_WORK REQUIRED_.
Line by line, give the data again exactly as it appears, but without pictures.

_GIVEN RECORDS_.
##############################

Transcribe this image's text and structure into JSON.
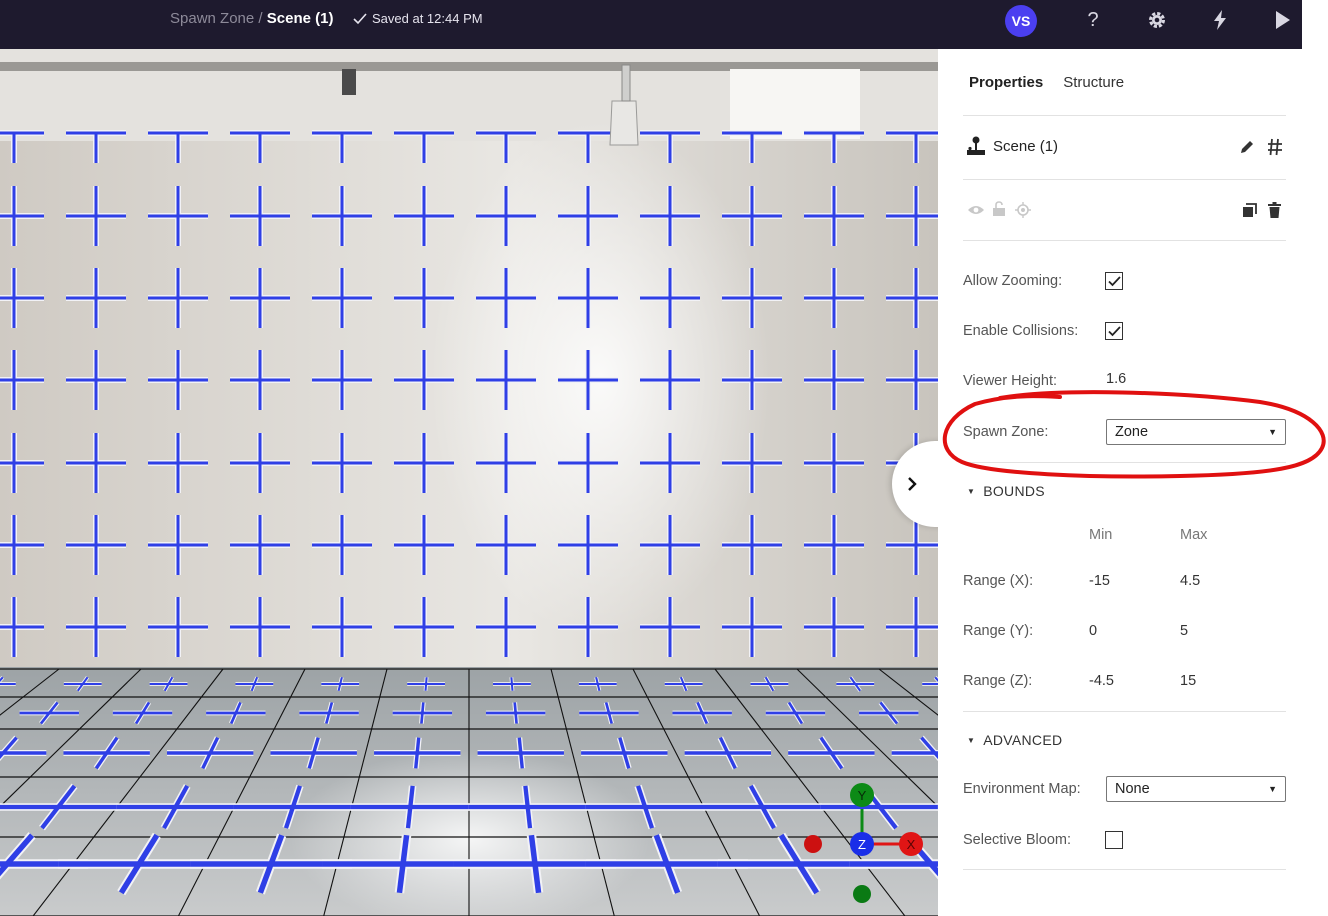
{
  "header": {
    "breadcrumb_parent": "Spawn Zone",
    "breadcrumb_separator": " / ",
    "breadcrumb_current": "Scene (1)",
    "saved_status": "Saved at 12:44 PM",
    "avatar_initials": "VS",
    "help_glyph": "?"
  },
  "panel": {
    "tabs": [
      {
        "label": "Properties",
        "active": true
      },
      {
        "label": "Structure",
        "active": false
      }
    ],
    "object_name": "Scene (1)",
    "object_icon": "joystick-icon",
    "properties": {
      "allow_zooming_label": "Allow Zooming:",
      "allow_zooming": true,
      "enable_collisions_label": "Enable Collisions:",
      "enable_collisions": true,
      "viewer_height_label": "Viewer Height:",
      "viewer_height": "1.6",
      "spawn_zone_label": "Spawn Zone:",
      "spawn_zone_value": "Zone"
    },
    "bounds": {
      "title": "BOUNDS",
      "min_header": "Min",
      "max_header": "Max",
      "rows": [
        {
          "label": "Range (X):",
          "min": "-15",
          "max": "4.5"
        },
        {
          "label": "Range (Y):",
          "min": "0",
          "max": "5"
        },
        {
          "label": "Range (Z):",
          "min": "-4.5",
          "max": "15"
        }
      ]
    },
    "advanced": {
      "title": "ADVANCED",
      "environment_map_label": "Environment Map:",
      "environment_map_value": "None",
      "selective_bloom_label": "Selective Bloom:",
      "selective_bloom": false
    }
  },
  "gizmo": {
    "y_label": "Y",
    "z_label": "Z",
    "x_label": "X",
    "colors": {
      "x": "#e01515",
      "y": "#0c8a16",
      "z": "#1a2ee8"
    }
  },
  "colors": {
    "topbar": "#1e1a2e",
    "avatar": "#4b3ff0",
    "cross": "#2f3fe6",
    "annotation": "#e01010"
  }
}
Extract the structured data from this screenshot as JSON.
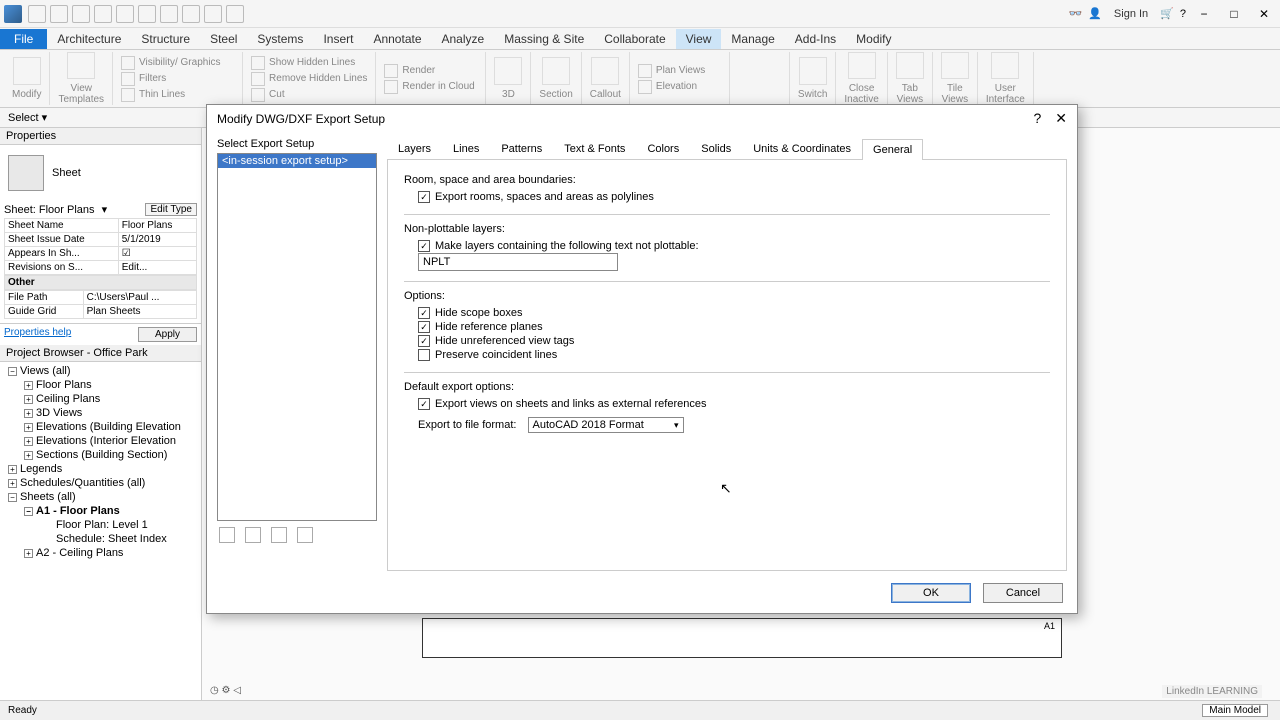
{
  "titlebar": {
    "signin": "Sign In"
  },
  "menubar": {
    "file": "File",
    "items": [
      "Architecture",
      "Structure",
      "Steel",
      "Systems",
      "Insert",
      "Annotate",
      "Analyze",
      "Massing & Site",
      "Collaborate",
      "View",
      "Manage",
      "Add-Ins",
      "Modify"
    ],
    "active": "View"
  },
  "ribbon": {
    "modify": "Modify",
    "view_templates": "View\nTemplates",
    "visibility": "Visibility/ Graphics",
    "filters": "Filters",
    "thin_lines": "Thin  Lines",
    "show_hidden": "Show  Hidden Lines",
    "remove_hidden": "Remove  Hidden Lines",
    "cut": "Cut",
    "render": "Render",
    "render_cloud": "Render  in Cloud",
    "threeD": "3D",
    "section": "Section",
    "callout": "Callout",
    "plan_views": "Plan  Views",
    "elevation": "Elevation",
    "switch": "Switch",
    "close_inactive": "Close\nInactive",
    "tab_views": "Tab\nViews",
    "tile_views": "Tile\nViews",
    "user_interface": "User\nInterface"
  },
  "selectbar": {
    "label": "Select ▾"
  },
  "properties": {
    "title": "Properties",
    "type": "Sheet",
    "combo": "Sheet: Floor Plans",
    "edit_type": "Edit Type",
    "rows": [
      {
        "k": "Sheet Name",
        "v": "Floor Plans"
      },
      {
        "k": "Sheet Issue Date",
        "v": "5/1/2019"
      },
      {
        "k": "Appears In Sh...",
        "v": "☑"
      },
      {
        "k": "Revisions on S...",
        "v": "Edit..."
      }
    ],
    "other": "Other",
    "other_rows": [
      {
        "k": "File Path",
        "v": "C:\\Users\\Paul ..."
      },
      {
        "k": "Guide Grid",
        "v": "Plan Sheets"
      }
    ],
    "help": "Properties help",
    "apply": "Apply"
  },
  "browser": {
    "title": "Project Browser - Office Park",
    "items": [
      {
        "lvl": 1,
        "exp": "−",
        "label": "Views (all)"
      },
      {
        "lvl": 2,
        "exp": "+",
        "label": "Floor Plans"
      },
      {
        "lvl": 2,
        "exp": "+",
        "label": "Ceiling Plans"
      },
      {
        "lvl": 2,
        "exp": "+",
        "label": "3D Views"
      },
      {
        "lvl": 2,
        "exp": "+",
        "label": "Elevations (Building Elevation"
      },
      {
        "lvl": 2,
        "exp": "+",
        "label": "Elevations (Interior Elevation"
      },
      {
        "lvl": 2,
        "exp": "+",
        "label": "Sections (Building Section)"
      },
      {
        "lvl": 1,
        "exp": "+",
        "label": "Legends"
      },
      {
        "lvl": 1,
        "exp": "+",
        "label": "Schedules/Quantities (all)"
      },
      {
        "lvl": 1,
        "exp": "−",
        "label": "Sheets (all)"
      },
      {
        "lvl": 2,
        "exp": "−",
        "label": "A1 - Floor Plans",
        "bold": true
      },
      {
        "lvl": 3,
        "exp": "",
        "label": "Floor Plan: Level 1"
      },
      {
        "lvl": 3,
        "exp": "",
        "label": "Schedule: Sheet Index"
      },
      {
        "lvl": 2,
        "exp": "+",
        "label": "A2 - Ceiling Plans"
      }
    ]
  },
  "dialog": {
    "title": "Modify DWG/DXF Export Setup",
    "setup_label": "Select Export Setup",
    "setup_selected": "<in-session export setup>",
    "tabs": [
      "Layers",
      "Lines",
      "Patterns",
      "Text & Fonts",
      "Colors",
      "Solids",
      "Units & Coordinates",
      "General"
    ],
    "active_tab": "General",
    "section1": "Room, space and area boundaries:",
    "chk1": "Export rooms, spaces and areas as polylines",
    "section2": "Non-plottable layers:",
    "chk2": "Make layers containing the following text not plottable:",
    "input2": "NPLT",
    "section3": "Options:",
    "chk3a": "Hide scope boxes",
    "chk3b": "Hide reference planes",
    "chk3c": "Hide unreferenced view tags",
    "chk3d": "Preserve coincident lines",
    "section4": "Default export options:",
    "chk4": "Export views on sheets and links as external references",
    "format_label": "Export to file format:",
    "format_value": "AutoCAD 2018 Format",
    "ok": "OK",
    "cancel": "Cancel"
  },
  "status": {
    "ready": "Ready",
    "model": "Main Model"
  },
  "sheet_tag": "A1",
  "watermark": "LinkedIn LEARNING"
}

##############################

_FINISHED TASK_.
Transcribe this image's text and structure into JSON.
{
  "header": {
    "breadcrumb_parent": "Spawn Zone",
    "breadcrumb_separator": " / ",
    "breadcrumb_current": "Scene (1)",
    "saved_status": "Saved at 12:44 PM",
    "avatar_initials": "VS",
    "help_glyph": "?"
  },
  "panel": {
    "tabs": [
      {
        "label": "Properties",
        "active": true
      },
      {
        "label": "Structure",
        "active": false
      }
    ],
    "object_name": "Scene (1)",
    "object_icon": "joystick-icon",
    "properties": {
      "allow_zooming_label": "Allow Zooming:",
      "allow_zooming": true,
      "enable_collisions_label": "Enable Collisions:",
      "enable_collisions": true,
      "viewer_height_label": "Viewer Height:",
      "viewer_height": "1.6",
      "spawn_zone_label": "Spawn Zone:",
      "spawn_zone_value": "Zone"
    },
    "bounds": {
      "title": "BOUNDS",
      "min_header": "Min",
      "max_header": "Max",
      "rows": [
        {
          "label": "Range (X):",
          "min": "-15",
          "max": "4.5"
        },
        {
          "label": "Range (Y):",
          "min": "0",
          "max": "5"
        },
        {
          "label": "Range (Z):",
          "min": "-4.5",
          "max": "15"
        }
      ]
    },
    "advanced": {
      "title": "ADVANCED",
      "environment_map_label": "Environment Map:",
      "environment_map_value": "None",
      "selective_bloom_label": "Selective Bloom:",
      "selective_bloom": false
    }
  },
  "gizmo": {
    "y_label": "Y",
    "z_label": "Z",
    "x_label": "X",
    "colors": {
      "x": "#e01515",
      "y": "#0c8a16",
      "z": "#1a2ee8"
    }
  },
  "colors": {
    "topbar": "#1e1a2e",
    "avatar": "#4b3ff0",
    "cross": "#2f3fe6",
    "annotation": "#e01010"
  }
}
Extract the structured data from this screenshot as JSON.
{
  "titlebar": {
    "signin": "Sign In"
  },
  "menubar": {
    "file": "File",
    "items": [
      "Architecture",
      "Structure",
      "Steel",
      "Systems",
      "Insert",
      "Annotate",
      "Analyze",
      "Massing & Site",
      "Collaborate",
      "View",
      "Manage",
      "Add-Ins",
      "Modify"
    ],
    "active": "View"
  },
  "ribbon": {
    "modify": "Modify",
    "view_templates": "View\nTemplates",
    "visibility": "Visibility/ Graphics",
    "filters": "Filters",
    "thin_lines": "Thin  Lines",
    "show_hidden": "Show  Hidden Lines",
    "remove_hidden": "Remove  Hidden Lines",
    "cut": "Cut",
    "render": "Render",
    "render_cloud": "Render  in Cloud",
    "threeD": "3D",
    "section": "Section",
    "callout": "Callout",
    "plan_views": "Plan  Views",
    "elevation": "Elevation",
    "switch": "Switch",
    "close_inactive": "Close\nInactive",
    "tab_views": "Tab\nViews",
    "tile_views": "Tile\nViews",
    "user_interface": "User\nInterface"
  },
  "selectbar": {
    "label": "Select ▾"
  },
  "properties": {
    "title": "Properties",
    "type": "Sheet",
    "combo": "Sheet: Floor Plans",
    "edit_type": "Edit Type",
    "rows": [
      {
        "k": "Sheet Name",
        "v": "Floor Plans"
      },
      {
        "k": "Sheet Issue Date",
        "v": "5/1/2019"
      },
      {
        "k": "Appears In Sh...",
        "v": "☑"
      },
      {
        "k": "Revisions on S...",
        "v": "Edit..."
      }
    ],
    "other": "Other",
    "other_rows": [
      {
        "k": "File Path",
        "v": "C:\\Users\\Paul ..."
      },
      {
        "k": "Guide Grid",
        "v": "Plan Sheets"
      }
    ],
    "help": "Properties help",
    "apply": "Apply"
  },
  "browser": {
    "title": "Project Browser - Office Park",
    "items": [
      {
        "lvl": 1,
        "exp": "−",
        "label": "Views (all)"
      },
      {
        "lvl": 2,
        "exp": "+",
        "label": "Floor Plans"
      },
      {
        "lvl": 2,
        "exp": "+",
        "label": "Ceiling Plans"
      },
      {
        "lvl": 2,
        "exp": "+",
        "label": "3D Views"
      },
      {
        "lvl": 2,
        "exp": "+",
        "label": "Elevations (Building Elevation"
      },
      {
        "lvl": 2,
        "exp": "+",
        "label": "Elevations (Interior Elevation"
      },
      {
        "lvl": 2,
        "exp": "+",
        "label": "Sections (Building Section)"
      },
      {
        "lvl": 1,
        "exp": "+",
        "label": "Legends"
      },
      {
        "lvl": 1,
        "exp": "+",
        "label": "Schedules/Quantities (all)"
      },
      {
        "lvl": 1,
        "exp": "−",
        "label": "Sheets (all)"
      },
      {
        "lvl": 2,
        "exp": "−",
        "label": "A1 - Floor Plans",
        "bold": true
      },
      {
        "lvl": 3,
        "exp": "",
        "label": "Floor Plan: Level 1"
      },
      {
        "lvl": 3,
        "exp": "",
        "label": "Schedule: Sheet Index"
      },
      {
        "lvl": 2,
        "exp": "+",
        "label": "A2 - Ceiling Plans"
      }
    ]
  },
  "dialog": {
    "title": "Modify DWG/DXF Export Setup",
    "setup_label": "Select Export Setup",
    "setup_selected": "<in-session export setup>",
    "tabs": [
      "Layers",
      "Lines",
      "Patterns",
      "Text & Fonts",
      "Colors",
      "Solids",
      "Units & Coordinates",
      "General"
    ],
    "active_tab": "General",
    "section1": "Room, space and area boundaries:",
    "chk1": "Export rooms, spaces and areas as polylines",
    "section2": "Non-plottable layers:",
    "chk2": "Make layers containing the following text not plottable:",
    "input2": "NPLT",
    "section3": "Options:",
    "chk3a": "Hide scope boxes",
    "chk3b": "Hide reference planes",
    "chk3c": "Hide unreferenced view tags",
    "chk3d": "Preserve coincident lines",
    "section4": "Default export options:",
    "chk4": "Export views on sheets and links as external references",
    "format_label": "Export to file format:",
    "format_value": "AutoCAD 2018 Format",
    "ok": "OK",
    "cancel": "Cancel"
  },
  "status": {
    "ready": "Ready",
    "model": "Main Model"
  },
  "sheet_tag": "A1",
  "watermark": "LinkedIn LEARNING"
}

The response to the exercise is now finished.